**What needs to be done:** The number of lines in the entries below holding the word "sobre" is all that is needed here.

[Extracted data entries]
* * * * * * *

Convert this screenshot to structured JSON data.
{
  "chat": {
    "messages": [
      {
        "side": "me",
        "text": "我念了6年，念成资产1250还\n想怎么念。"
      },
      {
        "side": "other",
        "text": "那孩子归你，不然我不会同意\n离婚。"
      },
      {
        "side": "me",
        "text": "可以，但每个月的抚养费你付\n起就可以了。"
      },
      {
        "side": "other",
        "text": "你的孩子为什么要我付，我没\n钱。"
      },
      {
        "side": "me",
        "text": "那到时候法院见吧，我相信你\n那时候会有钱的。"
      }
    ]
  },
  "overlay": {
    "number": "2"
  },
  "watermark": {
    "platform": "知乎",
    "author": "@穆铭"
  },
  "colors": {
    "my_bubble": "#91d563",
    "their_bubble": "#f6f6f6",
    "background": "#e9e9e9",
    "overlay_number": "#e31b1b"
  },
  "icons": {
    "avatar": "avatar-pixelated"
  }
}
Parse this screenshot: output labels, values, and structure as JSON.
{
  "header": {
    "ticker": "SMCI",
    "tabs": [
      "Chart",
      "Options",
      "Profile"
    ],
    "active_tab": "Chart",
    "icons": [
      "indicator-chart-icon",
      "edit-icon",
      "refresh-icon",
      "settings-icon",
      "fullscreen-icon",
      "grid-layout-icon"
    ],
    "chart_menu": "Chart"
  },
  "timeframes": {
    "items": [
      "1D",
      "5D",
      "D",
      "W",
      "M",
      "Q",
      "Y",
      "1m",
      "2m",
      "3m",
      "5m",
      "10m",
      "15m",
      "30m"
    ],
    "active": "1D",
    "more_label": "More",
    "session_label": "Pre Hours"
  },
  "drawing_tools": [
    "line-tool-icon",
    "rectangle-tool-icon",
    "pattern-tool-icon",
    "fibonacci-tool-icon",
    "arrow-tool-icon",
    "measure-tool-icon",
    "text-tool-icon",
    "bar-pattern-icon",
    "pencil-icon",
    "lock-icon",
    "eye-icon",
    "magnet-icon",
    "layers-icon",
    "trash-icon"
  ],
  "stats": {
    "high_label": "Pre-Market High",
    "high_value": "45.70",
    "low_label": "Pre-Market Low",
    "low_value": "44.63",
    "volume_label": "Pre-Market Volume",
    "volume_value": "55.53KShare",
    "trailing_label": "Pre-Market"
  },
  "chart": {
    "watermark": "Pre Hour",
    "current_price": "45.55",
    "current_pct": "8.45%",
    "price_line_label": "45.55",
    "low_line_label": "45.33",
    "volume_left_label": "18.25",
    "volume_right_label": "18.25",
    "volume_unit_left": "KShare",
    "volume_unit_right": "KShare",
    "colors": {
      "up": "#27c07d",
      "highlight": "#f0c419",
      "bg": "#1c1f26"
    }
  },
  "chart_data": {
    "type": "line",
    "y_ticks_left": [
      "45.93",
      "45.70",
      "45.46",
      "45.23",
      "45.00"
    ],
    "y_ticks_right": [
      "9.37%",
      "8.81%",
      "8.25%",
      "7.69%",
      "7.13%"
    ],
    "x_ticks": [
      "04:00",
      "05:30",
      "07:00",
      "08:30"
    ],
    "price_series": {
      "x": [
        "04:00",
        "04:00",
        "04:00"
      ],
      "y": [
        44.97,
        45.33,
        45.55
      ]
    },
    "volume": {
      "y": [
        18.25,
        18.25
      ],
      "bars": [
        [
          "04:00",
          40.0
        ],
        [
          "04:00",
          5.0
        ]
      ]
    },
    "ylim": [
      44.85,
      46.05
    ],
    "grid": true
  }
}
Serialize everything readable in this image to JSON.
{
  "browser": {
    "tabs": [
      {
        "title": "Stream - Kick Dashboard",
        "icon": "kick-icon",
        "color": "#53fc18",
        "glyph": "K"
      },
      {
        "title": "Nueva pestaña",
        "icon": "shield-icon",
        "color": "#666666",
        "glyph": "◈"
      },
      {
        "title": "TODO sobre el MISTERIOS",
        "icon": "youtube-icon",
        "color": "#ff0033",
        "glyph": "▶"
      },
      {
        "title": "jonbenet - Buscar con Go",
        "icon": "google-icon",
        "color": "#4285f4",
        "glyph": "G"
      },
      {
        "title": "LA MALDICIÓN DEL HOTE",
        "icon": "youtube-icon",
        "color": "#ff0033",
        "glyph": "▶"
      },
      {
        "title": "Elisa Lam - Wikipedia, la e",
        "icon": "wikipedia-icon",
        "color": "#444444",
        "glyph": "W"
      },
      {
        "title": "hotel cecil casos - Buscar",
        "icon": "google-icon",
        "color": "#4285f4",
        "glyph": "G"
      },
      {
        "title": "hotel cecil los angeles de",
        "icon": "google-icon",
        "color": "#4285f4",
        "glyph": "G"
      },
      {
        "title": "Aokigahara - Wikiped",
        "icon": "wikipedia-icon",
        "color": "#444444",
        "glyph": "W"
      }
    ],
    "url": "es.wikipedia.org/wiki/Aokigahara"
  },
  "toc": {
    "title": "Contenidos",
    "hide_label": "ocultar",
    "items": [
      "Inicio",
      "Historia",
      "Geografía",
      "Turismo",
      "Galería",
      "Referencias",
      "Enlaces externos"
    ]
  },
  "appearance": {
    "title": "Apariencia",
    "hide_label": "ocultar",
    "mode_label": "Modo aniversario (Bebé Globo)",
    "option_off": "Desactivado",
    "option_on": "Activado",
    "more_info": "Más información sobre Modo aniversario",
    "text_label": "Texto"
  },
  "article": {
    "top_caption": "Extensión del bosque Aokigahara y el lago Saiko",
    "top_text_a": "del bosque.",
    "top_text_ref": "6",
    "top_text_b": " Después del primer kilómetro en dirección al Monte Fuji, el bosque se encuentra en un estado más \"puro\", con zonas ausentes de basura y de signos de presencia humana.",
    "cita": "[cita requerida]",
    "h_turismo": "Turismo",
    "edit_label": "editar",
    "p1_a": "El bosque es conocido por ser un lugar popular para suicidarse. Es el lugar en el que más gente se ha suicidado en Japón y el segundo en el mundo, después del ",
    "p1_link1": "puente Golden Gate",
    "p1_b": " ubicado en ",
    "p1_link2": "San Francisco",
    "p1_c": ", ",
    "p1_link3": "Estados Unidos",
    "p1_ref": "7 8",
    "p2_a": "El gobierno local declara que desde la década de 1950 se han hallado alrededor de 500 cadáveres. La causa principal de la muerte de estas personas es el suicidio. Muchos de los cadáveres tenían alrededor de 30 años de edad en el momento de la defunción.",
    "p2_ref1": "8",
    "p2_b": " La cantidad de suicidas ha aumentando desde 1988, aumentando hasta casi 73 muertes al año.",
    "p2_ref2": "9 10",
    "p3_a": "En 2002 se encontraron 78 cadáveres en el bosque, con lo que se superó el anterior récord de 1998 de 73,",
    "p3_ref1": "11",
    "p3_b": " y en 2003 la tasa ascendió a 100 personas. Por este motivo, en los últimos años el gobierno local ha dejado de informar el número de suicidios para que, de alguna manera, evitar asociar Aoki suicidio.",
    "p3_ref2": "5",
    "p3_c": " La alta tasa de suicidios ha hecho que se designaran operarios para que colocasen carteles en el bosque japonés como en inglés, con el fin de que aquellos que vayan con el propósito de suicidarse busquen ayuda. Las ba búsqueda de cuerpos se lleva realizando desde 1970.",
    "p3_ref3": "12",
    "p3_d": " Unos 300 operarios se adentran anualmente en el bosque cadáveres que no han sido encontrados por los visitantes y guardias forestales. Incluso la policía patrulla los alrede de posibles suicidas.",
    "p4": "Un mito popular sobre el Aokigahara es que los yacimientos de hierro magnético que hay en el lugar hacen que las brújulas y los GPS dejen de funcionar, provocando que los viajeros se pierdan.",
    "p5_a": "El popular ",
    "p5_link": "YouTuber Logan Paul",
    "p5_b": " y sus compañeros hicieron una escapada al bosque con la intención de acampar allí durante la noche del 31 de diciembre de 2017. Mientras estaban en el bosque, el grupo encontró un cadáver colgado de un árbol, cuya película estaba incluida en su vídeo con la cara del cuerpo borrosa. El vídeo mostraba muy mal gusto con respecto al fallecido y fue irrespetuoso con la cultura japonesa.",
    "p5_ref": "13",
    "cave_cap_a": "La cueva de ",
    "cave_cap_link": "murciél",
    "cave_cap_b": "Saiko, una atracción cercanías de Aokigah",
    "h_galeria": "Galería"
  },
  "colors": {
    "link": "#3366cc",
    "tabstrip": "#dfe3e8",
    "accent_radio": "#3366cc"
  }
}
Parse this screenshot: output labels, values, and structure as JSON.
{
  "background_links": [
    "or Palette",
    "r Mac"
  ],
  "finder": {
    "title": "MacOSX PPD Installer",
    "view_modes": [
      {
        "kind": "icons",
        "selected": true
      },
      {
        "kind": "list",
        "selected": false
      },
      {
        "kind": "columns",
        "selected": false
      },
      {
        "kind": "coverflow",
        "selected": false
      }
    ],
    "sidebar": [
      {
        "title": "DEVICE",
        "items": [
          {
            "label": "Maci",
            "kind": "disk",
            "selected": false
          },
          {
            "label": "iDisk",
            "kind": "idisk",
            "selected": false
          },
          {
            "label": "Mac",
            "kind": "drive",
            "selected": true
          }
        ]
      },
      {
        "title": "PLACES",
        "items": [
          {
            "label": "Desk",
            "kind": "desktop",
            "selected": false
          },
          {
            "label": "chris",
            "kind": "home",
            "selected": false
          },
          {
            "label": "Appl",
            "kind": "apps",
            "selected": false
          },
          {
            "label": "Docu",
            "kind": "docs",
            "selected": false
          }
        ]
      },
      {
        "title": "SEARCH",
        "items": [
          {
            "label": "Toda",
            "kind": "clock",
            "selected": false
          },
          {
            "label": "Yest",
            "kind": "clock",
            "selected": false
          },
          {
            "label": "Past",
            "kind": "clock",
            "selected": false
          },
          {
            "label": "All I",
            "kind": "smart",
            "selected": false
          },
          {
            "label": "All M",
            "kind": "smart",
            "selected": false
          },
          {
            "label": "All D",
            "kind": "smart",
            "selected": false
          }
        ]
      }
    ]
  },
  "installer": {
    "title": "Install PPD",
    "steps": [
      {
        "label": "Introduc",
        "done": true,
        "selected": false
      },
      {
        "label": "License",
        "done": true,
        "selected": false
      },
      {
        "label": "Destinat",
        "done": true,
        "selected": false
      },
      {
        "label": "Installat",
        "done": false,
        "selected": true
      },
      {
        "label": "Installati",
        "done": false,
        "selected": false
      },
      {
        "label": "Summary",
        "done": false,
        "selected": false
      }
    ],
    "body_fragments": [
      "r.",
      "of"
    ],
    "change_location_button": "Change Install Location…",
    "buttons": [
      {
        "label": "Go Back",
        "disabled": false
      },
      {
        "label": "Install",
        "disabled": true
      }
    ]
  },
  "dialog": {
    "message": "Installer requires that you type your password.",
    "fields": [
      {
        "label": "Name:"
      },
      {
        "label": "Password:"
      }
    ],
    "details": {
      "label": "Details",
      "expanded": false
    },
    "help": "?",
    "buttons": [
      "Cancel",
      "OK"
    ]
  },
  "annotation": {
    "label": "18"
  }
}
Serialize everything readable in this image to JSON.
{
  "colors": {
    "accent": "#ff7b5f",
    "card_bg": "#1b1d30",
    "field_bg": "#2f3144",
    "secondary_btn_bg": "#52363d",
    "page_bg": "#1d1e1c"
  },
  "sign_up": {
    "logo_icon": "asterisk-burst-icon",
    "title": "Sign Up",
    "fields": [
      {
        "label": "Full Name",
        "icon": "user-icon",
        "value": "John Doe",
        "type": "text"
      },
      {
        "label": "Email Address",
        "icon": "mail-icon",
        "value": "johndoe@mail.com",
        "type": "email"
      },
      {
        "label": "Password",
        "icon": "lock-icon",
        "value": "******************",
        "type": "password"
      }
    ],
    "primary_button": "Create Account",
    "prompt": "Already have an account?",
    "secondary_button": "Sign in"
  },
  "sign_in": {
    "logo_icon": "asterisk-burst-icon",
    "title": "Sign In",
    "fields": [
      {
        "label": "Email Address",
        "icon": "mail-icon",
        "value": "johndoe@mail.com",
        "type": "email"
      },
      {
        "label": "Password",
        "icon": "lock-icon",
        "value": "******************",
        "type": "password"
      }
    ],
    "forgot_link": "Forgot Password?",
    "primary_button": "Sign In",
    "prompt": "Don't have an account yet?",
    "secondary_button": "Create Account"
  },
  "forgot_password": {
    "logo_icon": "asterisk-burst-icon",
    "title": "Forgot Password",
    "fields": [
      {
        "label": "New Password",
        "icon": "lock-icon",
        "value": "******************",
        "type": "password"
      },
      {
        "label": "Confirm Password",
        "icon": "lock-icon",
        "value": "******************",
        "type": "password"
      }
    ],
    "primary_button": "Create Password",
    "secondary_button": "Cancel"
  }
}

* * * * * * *

**Expected output:** 3